Should Peyton Manning’s Name Get Thrown Into The NFL MVP Discussion This Season?
I love the argument that’s brewing over all over the Internet right now. Recently, a writer for ESPN—as well as several other writers and bloggers—proposed a simple question: “Does Peyton Manning deserve to be considered for the NFL’s MVP award this year?” Despite the fact that he hasn’t played a single snap because of a neck injury, does Manning‘s clear impact on that team mean that he is, in fact, the NFL’s Most Valuable Player? With him, the Indianapolis Colts probably would have been a playoff team this season. Even if he would have had a down year, it’s reasonable to think the Colts could have won nine or ten games. But, without him? Well, it’s obviously been a much different story.
So far this season, the Colts have been, in a word, terrible. They’re 0-7 and, most recently, they lost by a score of 62-7 to the New Orleans Saints. The Saints‘ 62 points were the most scored in an NFL game in 26 years. So, yeah, the Colts have been bad. Had Manning been involved in that game—or any of the other six losses—there’s a very good chance the Saints are 5-2 or 4-3 right now. They’ve been competitive in a few of their games and almost beat the Pittsburgh Steelers and the Tampa Bay Buccaneers, who both made the playoffs last season. But, does that mean that, without even playing, Manning deserves to be considered for the MVP award? Is he so valuable that we’re actually seeing it more judging his absence on the field than his presence on it? Should he get some MVP votes?
To answer all three questions, no. The best argument I’ve heard so far came from an ESPN reader who said that the letters MVP stand for Most Valuable Player and, as of right now, Manning hasn’t actually played anything this season. So, how then could he be considered for an award that’s given to players? However, I do think this is actually an argument worth having because we’re seeing just how important one guy is to his team.
For years now, we’ve been told that football is the consummate team sport. Unlike basketball, you can’t have a single superstar on your team and expect to make the playoffs. In fact, there are many NFL teams who have more than one superstar on their team and still don’t manage to make the playoffs. Unlike other sports, football relies on teamwork to accumulate wins and, if a team doesn’t have good chemistry, they can have all the superstars in the world. They won’t get very far.
That being said, Manning has basically thrown a monkey wrench into that entire argument. He’s performed so well for the Colts over the years that they’ve been able to win the division, go to the playoffs, and win a Super Bowl despite the fact that Manning hasn’t always been surrounded by superstars.

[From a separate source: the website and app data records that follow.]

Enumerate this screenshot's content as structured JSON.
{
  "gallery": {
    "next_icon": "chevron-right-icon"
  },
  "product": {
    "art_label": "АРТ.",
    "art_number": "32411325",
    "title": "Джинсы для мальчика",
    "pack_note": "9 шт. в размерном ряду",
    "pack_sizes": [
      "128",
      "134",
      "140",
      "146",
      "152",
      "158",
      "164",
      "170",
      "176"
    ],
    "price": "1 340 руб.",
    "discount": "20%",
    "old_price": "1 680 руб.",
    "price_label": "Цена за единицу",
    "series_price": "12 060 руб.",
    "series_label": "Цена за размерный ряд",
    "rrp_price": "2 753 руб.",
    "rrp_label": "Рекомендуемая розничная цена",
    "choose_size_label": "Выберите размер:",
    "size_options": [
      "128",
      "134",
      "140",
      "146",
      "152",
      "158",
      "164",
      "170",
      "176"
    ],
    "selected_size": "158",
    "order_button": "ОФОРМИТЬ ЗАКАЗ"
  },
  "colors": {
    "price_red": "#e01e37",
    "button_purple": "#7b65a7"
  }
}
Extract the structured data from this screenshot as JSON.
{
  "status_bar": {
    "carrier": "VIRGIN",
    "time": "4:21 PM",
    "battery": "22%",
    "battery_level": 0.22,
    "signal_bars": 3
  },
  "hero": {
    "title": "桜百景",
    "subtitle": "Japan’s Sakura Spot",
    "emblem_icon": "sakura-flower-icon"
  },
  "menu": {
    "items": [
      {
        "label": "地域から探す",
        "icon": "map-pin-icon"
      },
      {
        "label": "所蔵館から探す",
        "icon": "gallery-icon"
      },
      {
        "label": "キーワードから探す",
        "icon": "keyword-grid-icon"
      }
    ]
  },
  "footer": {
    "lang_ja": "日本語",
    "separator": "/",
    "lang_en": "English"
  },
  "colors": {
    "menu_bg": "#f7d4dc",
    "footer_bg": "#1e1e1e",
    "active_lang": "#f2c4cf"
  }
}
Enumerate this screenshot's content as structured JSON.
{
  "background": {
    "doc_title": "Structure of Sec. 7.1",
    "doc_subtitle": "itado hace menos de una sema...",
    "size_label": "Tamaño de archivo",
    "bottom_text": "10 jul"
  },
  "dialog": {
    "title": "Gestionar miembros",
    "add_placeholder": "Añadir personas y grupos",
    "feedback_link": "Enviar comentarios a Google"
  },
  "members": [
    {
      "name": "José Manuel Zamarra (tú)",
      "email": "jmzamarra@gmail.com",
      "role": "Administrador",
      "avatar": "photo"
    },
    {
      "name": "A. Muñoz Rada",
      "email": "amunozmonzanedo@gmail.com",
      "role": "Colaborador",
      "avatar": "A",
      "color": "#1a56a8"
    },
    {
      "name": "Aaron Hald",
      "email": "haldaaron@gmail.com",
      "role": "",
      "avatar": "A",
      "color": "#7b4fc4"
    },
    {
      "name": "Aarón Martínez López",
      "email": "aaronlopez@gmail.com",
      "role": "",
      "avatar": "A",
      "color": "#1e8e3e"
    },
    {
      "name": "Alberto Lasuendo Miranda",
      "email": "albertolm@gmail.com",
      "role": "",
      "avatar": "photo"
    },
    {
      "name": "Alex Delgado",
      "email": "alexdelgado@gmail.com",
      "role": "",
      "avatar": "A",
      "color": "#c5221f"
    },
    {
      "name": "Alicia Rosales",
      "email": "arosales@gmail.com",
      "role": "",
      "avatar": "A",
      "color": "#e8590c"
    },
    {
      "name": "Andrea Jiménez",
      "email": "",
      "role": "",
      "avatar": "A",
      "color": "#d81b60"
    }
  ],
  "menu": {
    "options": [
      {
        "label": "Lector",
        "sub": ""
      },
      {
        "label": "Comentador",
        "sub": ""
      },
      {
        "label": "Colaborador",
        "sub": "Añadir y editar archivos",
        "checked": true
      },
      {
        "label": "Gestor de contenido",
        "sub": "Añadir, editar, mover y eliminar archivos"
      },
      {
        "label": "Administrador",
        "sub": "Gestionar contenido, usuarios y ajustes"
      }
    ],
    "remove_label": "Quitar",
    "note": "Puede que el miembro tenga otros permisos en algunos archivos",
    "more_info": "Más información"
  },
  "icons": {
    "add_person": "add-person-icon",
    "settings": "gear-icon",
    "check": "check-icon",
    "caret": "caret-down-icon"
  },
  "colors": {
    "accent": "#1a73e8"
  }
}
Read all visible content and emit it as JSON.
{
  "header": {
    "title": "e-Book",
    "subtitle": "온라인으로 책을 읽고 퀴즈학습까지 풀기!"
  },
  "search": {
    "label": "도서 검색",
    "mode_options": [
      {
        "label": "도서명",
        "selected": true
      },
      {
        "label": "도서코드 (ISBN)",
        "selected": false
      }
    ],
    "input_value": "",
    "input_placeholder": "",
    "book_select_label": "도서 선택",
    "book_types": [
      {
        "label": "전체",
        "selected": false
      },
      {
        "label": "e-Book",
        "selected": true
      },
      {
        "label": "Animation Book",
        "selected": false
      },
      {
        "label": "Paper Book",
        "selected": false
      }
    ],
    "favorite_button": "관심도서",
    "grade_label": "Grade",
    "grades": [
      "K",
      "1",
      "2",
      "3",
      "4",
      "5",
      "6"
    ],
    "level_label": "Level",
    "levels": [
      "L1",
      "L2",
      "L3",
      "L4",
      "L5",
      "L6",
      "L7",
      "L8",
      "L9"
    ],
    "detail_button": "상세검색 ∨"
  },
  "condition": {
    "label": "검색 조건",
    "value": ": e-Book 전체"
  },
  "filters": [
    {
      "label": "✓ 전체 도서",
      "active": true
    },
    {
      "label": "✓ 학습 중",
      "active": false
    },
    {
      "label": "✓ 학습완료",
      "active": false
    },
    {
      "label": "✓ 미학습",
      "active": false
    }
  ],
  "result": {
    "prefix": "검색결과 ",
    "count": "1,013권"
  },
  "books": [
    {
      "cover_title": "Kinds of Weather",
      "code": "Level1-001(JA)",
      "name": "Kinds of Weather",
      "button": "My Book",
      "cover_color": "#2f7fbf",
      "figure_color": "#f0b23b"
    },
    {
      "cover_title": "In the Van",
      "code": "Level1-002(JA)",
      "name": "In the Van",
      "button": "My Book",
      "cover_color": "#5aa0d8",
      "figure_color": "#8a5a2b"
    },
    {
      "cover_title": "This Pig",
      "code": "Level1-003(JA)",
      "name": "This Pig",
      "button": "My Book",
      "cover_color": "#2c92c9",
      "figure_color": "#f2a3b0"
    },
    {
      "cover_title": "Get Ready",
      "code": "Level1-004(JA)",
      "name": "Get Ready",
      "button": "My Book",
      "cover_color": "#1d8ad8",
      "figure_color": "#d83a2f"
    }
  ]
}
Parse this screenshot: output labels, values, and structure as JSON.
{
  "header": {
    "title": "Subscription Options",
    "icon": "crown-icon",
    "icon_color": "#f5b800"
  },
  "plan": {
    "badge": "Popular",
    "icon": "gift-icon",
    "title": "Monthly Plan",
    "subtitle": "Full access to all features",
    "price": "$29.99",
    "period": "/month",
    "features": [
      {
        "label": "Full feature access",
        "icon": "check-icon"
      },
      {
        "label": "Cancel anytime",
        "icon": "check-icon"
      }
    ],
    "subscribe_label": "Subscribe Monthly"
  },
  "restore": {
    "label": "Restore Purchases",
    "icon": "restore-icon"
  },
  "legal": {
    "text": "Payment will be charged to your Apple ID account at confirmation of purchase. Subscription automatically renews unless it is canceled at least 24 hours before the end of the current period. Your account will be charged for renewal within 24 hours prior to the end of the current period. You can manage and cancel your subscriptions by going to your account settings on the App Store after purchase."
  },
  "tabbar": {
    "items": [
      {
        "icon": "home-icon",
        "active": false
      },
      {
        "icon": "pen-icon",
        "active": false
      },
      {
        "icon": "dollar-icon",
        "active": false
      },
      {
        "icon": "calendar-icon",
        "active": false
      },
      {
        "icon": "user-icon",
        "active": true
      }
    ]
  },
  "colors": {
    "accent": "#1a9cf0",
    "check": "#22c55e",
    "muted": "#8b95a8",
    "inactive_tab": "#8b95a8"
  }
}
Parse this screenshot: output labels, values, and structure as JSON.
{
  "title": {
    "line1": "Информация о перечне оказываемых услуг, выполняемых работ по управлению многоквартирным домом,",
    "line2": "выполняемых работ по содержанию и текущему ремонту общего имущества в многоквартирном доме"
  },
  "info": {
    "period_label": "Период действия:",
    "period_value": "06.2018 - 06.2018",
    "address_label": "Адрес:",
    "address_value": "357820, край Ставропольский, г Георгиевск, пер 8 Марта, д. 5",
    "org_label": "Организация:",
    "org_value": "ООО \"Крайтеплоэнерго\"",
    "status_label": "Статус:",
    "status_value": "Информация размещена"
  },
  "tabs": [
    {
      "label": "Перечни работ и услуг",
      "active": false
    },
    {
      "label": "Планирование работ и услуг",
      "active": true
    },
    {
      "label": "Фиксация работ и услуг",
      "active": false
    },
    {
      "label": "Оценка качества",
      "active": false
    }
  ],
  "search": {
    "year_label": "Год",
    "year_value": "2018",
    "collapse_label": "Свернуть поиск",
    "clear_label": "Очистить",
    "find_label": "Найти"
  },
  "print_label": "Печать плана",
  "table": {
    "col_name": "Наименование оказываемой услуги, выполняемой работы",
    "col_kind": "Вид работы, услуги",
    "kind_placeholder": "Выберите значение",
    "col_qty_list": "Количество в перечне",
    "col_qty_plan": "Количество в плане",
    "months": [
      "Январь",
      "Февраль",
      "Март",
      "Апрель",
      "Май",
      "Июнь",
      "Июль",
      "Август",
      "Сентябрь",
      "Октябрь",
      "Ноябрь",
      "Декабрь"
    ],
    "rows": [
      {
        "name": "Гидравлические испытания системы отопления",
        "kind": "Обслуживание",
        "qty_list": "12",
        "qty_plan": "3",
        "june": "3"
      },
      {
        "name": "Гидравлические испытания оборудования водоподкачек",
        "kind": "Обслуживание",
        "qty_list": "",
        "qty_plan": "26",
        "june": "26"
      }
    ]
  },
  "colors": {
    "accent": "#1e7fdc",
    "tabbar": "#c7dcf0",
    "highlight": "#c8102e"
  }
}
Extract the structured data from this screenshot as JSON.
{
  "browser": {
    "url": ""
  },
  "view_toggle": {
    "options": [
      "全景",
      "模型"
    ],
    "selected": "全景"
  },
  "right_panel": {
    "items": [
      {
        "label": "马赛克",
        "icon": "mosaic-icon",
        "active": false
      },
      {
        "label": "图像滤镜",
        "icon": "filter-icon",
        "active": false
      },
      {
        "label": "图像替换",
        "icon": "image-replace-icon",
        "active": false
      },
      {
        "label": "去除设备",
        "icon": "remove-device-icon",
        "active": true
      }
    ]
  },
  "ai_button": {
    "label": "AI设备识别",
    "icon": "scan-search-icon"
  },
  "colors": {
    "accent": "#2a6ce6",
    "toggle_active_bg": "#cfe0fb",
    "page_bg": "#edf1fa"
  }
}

He’s single-handedly carried the offense and given the defense something to fight for against the opposition. So when it was announced that Manning wouldn’t play at the beginning of this season and, possibly, for the rest of the season as well, the Colts were noticeably worse off as a team and have struggled to do much of anything this year.
In that regard, Peyton Manning is the NFL’s MVP this year—despite the fact that he hasn’t played a down for the Colts. As I said earlier, does that mean that he should actually win it? Not at all. At this point, Aaron Rodgers seems like the best choice for the MVP award, given all the statistics he’s been able to rack up so far this season. But the mere fact that we’re even having this argument speaks volumes about Manning’s importance to the Colts. His presence—or lack thereof—means everything to them.
Manning’s name should also be thrown into this MVP argument because, if he were playing this season, there’s a good chance that certain teams would be either a whole lot better of or a whole lot worse off than they are right now. At the end of the year, you’ll be able to see at least one or two teams sneak into the playoffs either because they played the Colts and beat them in a game that they probably wouldn’t have won if Manning was playing or because the Colts had a down year without Manning and, therefore, didn’t make the playoffs and left a spot open for someone else.
So while I don’t necessarily agree with crowning Manning the MVP in a year in which he didn’t play, I’m all for throwing his name out there and arguing about why he does or doesn’t deserve consideration. The guy is that important to his team, to other teams, and to the NFL as a whole. It’s just amazing that it took him not playing for all of us to realize it.